Through September 2021, when a country went through a Trade Policy Review, a large amount of material was made available to the public at the time of the TPR meeting with additional information (minutes, questions and answers, corrections to Secretariat report and/or government report) released a number of months later. The WTO press releases at the time of the TPR meeting were similar. The one for Singapore from 22 and 24 September 2021 is typical.
As can be seen from the press release, the public could access the full report of the Secretariat, the full report of the Government of Singapore, the concluding comments of the Chairperson as well as an Executive Summary of the Secretariat report at the time of the two day meeting to review the reports. Moreover, minutes from the meeting were available to the public typically about six weeks after the meeting as were the written questions and written answers.
Beginning in October, the press release has been modified and far less information is made available immediately to the public. There have been two TPRs so far in October, the Republic of Korea (13 and 15 October) and China (20 and 22 October). A TPR of the Russian Federation is scheduled for next week.

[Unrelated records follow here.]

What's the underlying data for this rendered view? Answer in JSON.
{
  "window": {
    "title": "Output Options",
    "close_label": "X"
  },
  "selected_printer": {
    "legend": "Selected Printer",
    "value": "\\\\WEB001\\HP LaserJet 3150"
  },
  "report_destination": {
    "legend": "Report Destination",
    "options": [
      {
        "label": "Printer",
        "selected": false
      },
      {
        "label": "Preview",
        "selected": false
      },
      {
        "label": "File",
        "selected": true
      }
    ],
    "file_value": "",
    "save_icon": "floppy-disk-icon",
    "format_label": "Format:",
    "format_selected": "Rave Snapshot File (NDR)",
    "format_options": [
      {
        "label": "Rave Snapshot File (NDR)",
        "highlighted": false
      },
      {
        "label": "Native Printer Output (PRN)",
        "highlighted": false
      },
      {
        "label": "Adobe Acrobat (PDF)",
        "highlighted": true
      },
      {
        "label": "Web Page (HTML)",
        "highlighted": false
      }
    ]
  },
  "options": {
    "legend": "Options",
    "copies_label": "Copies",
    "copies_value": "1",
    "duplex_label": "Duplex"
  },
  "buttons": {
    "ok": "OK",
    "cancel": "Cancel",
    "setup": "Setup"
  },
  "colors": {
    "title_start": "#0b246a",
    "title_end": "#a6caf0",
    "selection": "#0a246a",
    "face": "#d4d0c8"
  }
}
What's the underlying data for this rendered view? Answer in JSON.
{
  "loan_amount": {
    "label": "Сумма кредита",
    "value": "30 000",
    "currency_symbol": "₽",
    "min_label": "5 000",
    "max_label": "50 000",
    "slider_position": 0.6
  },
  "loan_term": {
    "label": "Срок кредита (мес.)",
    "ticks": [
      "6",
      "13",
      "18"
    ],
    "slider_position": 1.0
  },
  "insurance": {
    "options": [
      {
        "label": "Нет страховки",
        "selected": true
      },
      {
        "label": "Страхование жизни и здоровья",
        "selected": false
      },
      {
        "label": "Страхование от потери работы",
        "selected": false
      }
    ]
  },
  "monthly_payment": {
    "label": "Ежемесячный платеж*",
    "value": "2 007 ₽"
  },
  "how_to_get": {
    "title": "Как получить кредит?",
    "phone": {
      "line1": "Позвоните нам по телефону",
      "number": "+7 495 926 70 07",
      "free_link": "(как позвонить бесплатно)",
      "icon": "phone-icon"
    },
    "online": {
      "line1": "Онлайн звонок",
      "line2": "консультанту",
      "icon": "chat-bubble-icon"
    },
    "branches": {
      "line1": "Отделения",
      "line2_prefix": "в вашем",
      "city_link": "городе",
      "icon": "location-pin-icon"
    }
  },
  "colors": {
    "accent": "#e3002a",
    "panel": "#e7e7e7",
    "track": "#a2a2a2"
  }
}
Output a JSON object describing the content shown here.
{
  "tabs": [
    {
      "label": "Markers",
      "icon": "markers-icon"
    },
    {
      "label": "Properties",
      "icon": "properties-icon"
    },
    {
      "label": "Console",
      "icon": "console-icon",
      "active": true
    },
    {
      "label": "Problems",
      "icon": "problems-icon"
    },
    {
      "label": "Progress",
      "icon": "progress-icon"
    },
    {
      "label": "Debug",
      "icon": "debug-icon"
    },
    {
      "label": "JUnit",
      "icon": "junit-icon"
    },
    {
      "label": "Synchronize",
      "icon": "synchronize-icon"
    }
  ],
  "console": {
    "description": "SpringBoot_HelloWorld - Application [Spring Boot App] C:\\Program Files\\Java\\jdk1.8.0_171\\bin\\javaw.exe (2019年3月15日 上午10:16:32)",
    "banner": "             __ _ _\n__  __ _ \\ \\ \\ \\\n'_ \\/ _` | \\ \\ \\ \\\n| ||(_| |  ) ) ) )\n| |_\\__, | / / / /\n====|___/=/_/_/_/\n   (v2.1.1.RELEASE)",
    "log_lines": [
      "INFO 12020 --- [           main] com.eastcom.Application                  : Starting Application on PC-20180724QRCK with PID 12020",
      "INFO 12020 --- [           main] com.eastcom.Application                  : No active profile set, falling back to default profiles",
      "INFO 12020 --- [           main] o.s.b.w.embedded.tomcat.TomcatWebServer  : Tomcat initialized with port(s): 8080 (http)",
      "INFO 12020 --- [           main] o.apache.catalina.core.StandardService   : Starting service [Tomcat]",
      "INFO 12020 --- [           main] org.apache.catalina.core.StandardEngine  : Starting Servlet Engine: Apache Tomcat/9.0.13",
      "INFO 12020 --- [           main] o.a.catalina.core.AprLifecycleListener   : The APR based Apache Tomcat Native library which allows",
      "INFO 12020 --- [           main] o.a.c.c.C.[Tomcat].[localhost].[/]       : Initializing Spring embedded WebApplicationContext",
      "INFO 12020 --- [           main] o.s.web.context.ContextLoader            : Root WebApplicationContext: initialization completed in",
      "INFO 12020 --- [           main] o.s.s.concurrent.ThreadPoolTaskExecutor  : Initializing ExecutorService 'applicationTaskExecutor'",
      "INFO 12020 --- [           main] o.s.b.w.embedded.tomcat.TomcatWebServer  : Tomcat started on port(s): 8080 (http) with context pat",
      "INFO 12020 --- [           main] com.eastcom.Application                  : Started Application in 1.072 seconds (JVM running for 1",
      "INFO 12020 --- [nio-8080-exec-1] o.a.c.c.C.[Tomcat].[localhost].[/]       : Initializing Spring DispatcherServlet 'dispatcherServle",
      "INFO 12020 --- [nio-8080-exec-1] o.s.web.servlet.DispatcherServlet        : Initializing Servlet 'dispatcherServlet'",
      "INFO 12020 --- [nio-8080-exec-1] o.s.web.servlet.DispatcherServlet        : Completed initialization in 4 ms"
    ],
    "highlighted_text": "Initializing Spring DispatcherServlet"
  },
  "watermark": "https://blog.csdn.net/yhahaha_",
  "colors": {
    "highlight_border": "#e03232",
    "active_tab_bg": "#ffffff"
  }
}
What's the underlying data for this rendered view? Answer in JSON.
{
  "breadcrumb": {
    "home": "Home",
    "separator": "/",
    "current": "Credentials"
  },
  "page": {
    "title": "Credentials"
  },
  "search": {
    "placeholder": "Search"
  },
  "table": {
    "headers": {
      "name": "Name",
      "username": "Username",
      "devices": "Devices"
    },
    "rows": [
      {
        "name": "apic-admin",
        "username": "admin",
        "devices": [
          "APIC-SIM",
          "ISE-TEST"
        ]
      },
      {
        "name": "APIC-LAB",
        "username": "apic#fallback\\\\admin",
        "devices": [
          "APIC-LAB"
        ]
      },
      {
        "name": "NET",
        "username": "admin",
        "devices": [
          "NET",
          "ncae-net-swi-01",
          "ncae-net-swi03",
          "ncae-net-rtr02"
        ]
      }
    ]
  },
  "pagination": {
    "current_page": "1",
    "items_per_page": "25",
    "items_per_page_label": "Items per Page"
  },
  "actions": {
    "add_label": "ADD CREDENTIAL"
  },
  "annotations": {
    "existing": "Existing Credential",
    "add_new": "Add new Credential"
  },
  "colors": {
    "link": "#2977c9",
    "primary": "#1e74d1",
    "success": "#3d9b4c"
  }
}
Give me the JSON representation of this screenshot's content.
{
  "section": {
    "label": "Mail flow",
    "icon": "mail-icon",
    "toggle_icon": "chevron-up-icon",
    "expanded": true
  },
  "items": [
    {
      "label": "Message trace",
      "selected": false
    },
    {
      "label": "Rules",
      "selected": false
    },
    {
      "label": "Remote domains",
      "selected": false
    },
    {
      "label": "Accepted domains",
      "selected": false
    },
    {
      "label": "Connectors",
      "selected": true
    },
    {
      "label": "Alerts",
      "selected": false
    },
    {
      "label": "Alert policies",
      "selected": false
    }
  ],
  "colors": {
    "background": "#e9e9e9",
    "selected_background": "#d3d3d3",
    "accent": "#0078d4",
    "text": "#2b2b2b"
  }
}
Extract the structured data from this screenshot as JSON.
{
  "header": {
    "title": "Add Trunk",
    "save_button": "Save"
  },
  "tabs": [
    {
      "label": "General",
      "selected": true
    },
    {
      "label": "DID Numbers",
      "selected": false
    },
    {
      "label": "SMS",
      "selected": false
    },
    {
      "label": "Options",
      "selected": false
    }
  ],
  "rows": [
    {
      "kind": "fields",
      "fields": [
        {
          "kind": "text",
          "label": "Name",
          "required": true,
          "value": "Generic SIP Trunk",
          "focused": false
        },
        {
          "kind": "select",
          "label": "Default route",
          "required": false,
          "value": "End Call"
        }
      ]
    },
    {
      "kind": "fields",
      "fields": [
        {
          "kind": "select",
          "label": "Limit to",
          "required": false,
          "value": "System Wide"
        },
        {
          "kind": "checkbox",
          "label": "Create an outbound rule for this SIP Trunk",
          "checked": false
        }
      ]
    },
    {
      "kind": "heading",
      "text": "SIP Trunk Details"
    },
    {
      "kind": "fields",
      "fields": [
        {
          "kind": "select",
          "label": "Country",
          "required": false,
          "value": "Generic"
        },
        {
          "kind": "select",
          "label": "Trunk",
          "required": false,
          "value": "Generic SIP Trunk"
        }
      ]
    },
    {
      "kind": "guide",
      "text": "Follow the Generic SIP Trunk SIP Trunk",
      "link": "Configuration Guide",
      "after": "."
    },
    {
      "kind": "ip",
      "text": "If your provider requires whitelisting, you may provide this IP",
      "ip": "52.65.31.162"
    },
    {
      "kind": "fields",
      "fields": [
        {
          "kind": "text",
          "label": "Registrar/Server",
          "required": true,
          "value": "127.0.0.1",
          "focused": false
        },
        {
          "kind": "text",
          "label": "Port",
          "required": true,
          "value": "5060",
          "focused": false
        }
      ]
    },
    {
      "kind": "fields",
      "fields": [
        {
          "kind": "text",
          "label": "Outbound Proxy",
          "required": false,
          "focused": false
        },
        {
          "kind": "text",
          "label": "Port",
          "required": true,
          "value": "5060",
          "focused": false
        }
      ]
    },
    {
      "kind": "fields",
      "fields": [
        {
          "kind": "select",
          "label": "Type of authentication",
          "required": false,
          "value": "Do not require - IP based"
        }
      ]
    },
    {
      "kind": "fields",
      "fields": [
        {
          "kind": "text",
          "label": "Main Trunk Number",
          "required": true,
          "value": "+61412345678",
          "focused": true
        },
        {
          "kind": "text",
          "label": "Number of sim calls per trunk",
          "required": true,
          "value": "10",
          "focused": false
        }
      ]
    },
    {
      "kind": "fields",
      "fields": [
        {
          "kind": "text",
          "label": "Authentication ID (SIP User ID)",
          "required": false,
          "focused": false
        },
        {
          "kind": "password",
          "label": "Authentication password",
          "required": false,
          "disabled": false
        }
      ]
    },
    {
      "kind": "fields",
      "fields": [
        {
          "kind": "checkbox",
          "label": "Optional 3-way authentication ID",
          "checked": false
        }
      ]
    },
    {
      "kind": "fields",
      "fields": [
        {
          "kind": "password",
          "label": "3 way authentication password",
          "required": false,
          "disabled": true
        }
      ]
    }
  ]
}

The WTO press release for the Republic of Korea is copied below. The current one for China is similar.
There is nothing on the WTO webpage which describes why so little information is being provided beginning this month on new Trade Policy Reviews. For the public, the drastic reduction in transparency makes the WTO operations even less understandable.
If the WTO will be releasing all of the documents it has historically but with significant time delays on all documents, what is the justification? For 25 years, TPRs have been conducted with the type of information released that gave the public a good understanding of the Secretariat’s and the government’s review of its trade policy. That understanding has been timely, consistent with the meeting and supplemented within several months with minutes and the written questions and answers.
If the WTO is not intending on releasing all of the documents it has historically released, what is the possible justification?
China, which is going through a Trade Policy Review this week, also went through a TPR in 2018. In 2018, the Secretariat Report released to the public at the time of the TPR meeting was 193 pages (along with a summary of 6 pages). See WT/TPR/S/375. China’s Report on its trade policy was 23 pages. See WT/TPR/G/375. These documents are dated 6 June 2018. A revision to the Secretariat Report is dated 14 September 2018 and was also 193 pages ( WT/TPR/S/375/Rev.1). The Concluding remarks by the Chairperson are contained in a separate press release from the WTO at the time of the TPR meeting but linked from the main notice of the TPR. See WTO news, Trade Policy Review: China, 11 and 13 July 2018, https://www.wto.org/english/tratop_e/tpr_e/tp475_e.htm linking to the concluding remarks of the Chairperson at https://www.wto.org/english/tratop_e/tpr_e/tp475_crc_e.htm. The minutes of the meeting are contained in WT/TPR/M/375, 21 November 20218 and are 98 pages in length with statements from 66 Members (two on behalf of larger groups). The written questions and answers are contained in WT/TPR/M/375/Add.1, dated 1 February 2019 and being 729 pages in length. The WTO Members who submitted questions (including follow-up questions) are shown on pages 2-3 of the document.
Because the current TPR on China (20 and 22 October) does not provide either of the full reports (Secretariat and Government) and because there is no indication of when minutes or written questions and answers will be available, there is certainly delayed access and potentially denial of access of the same type of information on China (or any other country) that was been released in the past. This should be viewed as unacceptable by the WTO Secretariat and WTO Members and certainly should be so viewed by the public.
What is available to the public from a Trade Policy Review is critical for an understanding of concerns raised by WTO Members about any other Member’s trade policy as well as the level and openness of the response from the Member being reviewed. The Secretariat’s report is an important factual analysis of developments in the Member being reviewed. The recent curtailment of access to the full Secretariat Report and the full Government Report greatly harms transparency and the ability of the public to understand developments within WTO Members in a timely manner. Should the WTO cease to release any of the information heretofore available to the public in current and future TPRs, the WTO will be further damaging the public’s perception of the WTO and will be further retreating from openness and transparency towards the public..